There is no doubt its an effective maneuver. Look at #51 for South Carolina helplessly looking around wondering where everybody went right before Shaw breaks out of the pocket. But I just worry the Heels won’t be able to pull off the feat with the new defensive line this season. Yes, a stunt is effective because of the “unusual path or unusual timing,” but somebody needs to get a good push and eat up blockers. I will be watching closely for this maneuver in the first few games of the season to see how it works.

Our final GIF introduces us to Otis’s weaknesses. Nobody is perfect. Otis gets pancaked here by #53 on South Carolina’s offensive line while attempting a speed rush. (I’m not a fan of getting real technical with all the terms, but check out

this article

if you want to learn more about different types of pass rush and to familiarize yourself with proper terminology.)

The offensive tackle here isn’t overwhelmed by Otis’s speed. He uses good footwork and pushes Otis down to the ground as Shaw gets the football out of his hands quickly.

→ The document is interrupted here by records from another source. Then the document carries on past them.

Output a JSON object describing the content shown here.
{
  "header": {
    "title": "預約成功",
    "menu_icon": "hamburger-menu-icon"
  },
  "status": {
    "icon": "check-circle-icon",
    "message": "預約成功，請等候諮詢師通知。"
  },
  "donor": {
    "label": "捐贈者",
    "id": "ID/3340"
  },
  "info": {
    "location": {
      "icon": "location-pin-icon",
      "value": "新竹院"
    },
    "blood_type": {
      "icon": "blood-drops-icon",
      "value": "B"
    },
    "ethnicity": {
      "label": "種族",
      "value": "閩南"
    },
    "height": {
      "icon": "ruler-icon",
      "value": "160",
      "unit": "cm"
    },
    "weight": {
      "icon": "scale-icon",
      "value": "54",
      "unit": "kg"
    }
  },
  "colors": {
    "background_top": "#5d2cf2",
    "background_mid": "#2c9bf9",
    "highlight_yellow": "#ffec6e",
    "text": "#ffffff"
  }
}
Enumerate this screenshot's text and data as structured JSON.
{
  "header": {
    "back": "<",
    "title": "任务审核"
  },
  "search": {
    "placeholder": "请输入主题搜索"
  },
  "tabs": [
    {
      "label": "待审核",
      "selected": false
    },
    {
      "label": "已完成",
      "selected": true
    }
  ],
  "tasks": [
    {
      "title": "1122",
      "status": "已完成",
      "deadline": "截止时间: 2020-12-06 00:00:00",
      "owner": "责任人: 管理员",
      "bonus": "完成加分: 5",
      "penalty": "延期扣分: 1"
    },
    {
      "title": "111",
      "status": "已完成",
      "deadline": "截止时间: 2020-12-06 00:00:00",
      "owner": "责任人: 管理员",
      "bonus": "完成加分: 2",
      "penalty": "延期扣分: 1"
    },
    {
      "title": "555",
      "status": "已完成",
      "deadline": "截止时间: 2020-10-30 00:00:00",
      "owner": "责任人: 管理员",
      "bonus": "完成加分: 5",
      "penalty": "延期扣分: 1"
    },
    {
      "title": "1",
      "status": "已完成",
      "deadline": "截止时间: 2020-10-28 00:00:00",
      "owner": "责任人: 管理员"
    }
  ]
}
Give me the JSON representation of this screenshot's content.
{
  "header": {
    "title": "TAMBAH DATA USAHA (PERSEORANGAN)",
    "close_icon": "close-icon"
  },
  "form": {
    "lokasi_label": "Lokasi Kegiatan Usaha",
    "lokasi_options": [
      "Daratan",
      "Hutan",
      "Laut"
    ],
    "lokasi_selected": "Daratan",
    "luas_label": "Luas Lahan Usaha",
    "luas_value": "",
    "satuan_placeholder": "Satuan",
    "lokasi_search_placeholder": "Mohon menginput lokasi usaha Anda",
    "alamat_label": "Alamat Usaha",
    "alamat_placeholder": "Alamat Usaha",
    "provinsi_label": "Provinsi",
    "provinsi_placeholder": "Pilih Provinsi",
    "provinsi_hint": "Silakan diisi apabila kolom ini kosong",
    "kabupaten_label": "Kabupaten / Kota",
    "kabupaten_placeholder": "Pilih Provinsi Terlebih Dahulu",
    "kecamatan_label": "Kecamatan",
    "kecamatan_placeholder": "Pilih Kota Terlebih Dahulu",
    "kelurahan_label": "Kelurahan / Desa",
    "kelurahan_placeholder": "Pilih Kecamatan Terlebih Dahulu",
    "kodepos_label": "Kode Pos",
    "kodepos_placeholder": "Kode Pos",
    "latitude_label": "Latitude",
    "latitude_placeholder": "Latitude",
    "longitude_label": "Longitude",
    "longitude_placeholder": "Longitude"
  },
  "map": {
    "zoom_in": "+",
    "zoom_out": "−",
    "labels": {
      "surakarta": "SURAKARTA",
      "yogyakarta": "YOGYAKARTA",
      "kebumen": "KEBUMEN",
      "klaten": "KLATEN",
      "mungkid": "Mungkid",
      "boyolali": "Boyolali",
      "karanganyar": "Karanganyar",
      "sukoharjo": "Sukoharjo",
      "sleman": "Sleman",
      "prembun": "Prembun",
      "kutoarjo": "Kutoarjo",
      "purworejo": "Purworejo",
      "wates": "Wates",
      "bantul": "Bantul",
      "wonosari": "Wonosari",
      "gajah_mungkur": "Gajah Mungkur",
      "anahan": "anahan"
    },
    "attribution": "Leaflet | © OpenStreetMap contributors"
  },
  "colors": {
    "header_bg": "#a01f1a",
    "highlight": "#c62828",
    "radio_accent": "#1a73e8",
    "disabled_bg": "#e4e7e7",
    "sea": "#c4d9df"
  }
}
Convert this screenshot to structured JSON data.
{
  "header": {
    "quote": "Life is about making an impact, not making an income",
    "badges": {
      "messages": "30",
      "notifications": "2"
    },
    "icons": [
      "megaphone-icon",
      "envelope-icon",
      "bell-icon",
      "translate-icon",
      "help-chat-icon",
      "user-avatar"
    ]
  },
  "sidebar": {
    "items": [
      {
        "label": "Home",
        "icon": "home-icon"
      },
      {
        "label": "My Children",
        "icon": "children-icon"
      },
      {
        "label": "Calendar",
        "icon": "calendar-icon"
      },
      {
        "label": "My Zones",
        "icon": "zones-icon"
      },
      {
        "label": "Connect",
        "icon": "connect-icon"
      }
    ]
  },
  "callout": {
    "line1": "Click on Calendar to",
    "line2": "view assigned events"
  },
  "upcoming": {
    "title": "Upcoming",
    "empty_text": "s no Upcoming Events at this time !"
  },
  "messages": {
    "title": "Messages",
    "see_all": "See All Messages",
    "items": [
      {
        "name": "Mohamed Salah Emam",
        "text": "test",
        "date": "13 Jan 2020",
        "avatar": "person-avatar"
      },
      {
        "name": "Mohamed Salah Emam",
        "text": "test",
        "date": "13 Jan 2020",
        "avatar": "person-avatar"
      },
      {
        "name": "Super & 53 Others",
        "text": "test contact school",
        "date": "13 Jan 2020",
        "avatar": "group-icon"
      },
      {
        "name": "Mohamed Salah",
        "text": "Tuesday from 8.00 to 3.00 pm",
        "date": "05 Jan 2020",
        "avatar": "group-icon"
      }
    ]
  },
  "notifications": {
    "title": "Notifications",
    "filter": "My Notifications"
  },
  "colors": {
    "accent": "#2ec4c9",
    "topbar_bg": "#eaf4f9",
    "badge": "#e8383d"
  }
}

Otis also struggles with double teams and in the running game. Otis is a smaller pass rusher at 6’1″ 235, so when faced with a double team, he is understandably sometimes overmatched. He will be facing more double teams this season for Carolina, so he has to learn how to beat those with his speed and strength.

Also, Otis isn’t great in the run game. He excels as a pure pass rusher but hasn’t yet flashed elite run stopping skills. Here, on this Mike Davis 75 yard touchdown run, watch how Otis is taken out of the play by a good block by the fullback, leading to the long run by Davis. (A flubbed tackle by Jabari Price doesn’t help either.)

So what does all this mean? We have watched plenty of GIFs and talked about Otis, but lets put it to use and project out to next season. I think 10 sacks for Norkeithus Otis is a very attainable goal if he can stay healthy. He will be really successful on passing situations when he can face a blocker one on one and beat him with his outside or inside rush. But I worry that Otis will get double teamed and that the rest of the defensive line won’t be good enough to allow Otis the space he needs when the defensive line stunts.

Its going to be tough for Otis to carry the load of the defense, but his numbers, 7.5 sacks last season, and the tapes above lead me to believe that Otis can be the man for the Carolina defense.

Thanks to for the cut ups of Otis, and go follow them on Twitter and head over to their website to check out their videos.